**What is expected**
Some lines in the listing hold the word "Part". Return each of them.

·····

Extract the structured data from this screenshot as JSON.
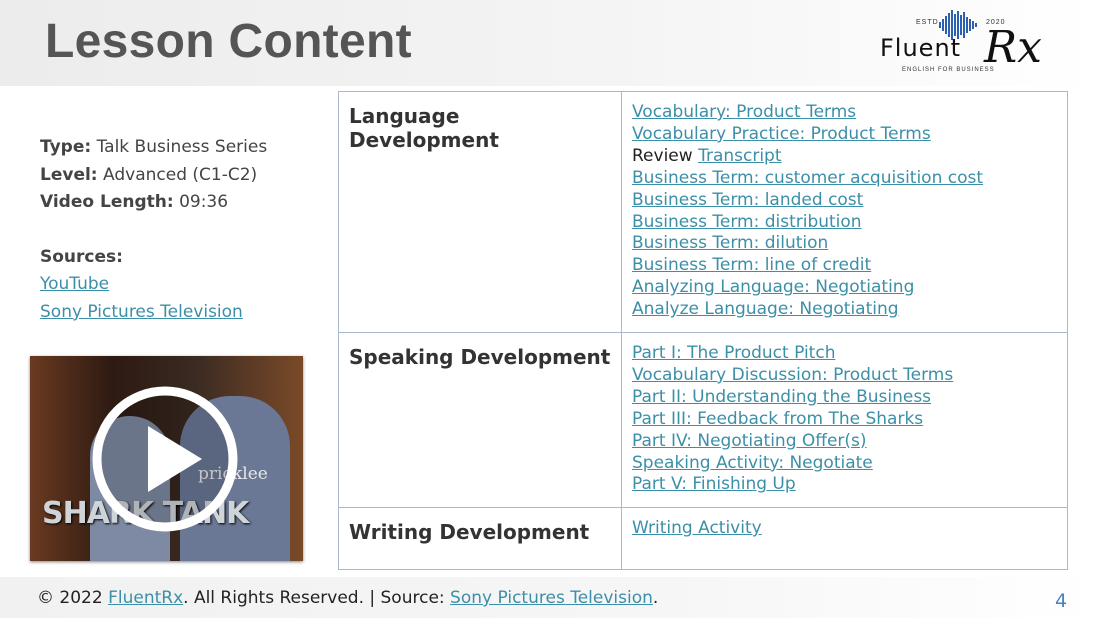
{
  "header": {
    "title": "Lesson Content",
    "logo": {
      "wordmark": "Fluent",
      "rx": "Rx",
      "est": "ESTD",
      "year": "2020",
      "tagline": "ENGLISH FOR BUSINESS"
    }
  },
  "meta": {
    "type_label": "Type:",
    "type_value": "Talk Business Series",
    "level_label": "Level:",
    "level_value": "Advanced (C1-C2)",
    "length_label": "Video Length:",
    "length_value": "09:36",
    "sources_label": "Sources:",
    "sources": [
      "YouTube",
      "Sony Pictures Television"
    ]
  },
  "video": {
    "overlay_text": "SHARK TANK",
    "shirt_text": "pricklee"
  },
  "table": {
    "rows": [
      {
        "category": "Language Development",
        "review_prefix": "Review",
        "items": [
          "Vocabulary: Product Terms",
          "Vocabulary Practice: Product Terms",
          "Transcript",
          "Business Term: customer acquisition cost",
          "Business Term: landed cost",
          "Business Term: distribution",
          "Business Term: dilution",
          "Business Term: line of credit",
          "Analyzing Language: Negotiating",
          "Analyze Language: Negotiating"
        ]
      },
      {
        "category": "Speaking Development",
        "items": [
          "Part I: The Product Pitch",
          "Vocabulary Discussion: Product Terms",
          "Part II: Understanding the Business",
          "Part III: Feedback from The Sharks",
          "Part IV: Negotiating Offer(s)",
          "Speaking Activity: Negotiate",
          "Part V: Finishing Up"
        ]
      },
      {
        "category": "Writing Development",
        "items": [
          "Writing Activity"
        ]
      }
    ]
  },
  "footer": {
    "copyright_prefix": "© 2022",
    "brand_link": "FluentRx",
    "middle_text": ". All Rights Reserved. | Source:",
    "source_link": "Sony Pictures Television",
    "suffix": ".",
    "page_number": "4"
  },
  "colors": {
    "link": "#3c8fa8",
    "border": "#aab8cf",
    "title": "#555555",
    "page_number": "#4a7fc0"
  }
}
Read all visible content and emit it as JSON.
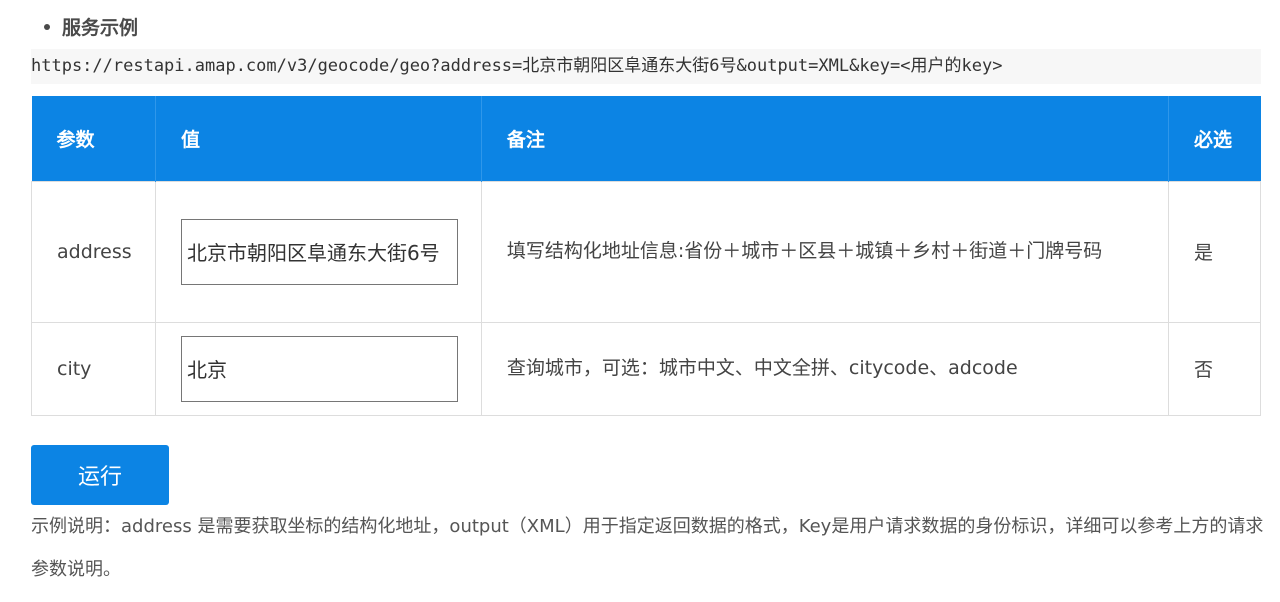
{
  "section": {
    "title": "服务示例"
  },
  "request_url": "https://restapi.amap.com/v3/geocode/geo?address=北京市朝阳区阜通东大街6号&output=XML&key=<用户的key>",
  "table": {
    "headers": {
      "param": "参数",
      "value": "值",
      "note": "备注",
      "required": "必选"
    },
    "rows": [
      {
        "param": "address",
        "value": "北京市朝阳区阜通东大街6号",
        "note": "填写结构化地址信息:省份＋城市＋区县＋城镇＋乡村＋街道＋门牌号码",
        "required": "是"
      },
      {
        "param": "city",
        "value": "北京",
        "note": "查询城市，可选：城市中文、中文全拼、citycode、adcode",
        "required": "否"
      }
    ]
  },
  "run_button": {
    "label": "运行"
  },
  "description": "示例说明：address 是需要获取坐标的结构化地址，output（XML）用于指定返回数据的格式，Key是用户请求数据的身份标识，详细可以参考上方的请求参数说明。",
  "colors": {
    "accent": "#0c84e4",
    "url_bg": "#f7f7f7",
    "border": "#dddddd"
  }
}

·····

**Solution to this task**
          "Part I: The Product Pitch",
          "Part II: Understanding the Business",
          "Part III: Feedback from The Sharks",
          "Part IV: Negotiating Offer(s)",
          "Part V: Finishing Up"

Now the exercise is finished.